Heading into 1949 season, Michigan was the two-time defending national champion and was riding a Yost-like 23-game winning streak.  First in their way in the quest for the third championship in a row was Michigan State College who were still a few years away from admission to the conference.

This won’t shock anyone in Ann Arbor, but before that game played 62 years ago this Saturday, a group of MSC fans came to town ready to stir things up.

They had mixed results.

One group succeeded in sneaking into Michigan Stadium and used white paint to insert the initials ‘MSC’ in six-foot block letters at midfield.  They took the rest of the paint to deface the press box windows and give other parts of the stadium a white wash.

Another group, apparently a crew of sixteen future leaders of men, set out to deliver a more complex prank.

EEarchThey actually carefully designed and built a structure that would seal off the iconic Engineering Arch on campus (left).  They constructed a wooden frame and created 60 cement blocks that when pieced together, would shut down the Arch.

They actually rehearsed the prank and, according to reports, apparently could complete the stunt within seven minutes.  But shockingly, they clearly underestimated one key aspect of the plan—the idea that a group of cars containing piles of inebriated, out-of-town students, alongside giant pieces of a wooden frame and 60 cement blocks just might set off a bit of suspicion from the local authorities.

Sure enough, the 16 Spartans were foiled before anything even started.  According to the AP, “Blocks, frames and boys were packed off home.”

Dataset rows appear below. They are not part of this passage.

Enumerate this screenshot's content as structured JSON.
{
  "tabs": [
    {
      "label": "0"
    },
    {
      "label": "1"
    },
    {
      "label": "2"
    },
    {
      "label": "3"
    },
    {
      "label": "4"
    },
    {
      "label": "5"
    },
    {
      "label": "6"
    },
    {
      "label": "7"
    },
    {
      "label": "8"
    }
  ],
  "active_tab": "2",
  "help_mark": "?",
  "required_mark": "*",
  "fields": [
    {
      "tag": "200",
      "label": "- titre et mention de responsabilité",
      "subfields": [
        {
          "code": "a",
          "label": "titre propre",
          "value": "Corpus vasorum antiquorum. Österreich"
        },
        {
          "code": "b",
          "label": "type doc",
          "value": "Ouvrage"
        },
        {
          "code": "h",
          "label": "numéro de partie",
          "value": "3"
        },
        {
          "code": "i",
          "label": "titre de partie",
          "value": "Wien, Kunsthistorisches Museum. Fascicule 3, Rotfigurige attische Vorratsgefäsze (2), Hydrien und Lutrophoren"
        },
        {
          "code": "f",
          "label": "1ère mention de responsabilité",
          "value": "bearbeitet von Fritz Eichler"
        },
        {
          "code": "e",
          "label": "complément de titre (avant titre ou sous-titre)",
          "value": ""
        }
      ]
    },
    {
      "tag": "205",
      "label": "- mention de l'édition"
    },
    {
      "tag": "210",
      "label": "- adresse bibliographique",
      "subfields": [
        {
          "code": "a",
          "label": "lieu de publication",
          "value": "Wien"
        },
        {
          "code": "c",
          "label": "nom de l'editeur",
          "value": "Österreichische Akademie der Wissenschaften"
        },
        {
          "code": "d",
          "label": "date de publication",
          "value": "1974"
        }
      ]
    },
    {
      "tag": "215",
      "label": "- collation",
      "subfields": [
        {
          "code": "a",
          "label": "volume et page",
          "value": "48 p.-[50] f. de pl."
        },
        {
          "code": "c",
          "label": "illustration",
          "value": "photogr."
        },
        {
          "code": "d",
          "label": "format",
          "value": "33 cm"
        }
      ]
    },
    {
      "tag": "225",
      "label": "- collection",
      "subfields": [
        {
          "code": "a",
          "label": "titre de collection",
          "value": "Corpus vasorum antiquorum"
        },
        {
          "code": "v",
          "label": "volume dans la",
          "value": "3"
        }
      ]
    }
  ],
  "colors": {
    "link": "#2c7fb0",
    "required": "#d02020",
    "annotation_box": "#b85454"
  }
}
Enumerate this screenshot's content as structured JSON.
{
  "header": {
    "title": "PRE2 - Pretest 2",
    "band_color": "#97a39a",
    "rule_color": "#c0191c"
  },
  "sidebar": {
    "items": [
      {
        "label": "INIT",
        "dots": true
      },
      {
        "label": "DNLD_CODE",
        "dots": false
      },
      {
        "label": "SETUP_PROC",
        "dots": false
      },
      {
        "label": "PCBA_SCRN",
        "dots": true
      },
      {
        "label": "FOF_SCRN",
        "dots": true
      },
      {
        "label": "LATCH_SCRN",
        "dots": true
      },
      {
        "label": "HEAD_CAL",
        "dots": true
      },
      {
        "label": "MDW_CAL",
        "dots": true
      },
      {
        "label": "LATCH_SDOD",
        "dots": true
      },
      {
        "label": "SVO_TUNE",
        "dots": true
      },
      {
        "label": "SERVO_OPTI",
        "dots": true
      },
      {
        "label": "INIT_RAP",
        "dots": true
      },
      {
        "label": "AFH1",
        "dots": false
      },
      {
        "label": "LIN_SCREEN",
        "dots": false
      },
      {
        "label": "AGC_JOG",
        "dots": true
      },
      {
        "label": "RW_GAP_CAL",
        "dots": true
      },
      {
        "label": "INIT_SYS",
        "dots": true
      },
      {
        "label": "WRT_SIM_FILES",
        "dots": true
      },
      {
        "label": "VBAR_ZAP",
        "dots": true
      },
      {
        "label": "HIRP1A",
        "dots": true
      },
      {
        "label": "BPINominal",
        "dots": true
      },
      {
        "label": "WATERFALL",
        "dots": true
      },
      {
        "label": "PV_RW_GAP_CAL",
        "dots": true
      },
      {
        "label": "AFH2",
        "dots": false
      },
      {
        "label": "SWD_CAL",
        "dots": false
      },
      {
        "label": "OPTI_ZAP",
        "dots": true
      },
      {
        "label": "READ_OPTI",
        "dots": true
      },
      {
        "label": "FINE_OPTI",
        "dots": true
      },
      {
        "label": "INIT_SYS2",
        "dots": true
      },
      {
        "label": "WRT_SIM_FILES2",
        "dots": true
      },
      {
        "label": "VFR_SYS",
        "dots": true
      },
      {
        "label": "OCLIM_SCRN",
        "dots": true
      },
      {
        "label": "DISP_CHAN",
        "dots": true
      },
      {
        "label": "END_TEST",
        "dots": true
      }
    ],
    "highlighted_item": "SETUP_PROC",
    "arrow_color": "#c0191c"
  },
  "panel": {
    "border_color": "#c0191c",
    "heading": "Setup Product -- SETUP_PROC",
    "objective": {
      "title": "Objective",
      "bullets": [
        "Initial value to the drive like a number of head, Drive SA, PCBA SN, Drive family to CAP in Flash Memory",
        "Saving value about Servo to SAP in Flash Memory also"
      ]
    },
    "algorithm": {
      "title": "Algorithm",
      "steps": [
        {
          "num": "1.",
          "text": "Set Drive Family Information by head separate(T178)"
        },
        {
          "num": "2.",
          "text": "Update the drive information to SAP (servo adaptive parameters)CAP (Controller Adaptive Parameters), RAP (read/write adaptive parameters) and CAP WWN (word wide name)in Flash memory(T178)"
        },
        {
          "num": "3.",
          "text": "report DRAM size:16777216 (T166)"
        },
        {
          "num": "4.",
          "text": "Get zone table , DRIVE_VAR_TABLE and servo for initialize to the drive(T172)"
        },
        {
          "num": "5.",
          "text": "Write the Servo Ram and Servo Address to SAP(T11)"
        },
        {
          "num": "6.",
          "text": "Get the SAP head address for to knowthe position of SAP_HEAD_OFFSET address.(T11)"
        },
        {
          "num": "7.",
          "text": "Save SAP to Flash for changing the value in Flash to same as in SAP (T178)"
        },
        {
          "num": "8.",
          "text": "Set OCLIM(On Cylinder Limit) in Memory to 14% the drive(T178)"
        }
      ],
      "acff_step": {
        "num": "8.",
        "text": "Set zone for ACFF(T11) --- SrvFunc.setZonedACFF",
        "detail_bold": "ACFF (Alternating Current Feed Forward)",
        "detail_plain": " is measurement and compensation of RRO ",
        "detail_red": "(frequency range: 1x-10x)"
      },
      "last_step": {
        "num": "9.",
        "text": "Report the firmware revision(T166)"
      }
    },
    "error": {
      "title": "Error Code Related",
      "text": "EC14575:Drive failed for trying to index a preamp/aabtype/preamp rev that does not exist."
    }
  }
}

Once they actually played the game, coach Bennie Oosterbaan’s Wolverines, led by All-American Alvin “Moose” Wistert, prevailed 7-3 thanks to a Chuck Ortmann TD pass.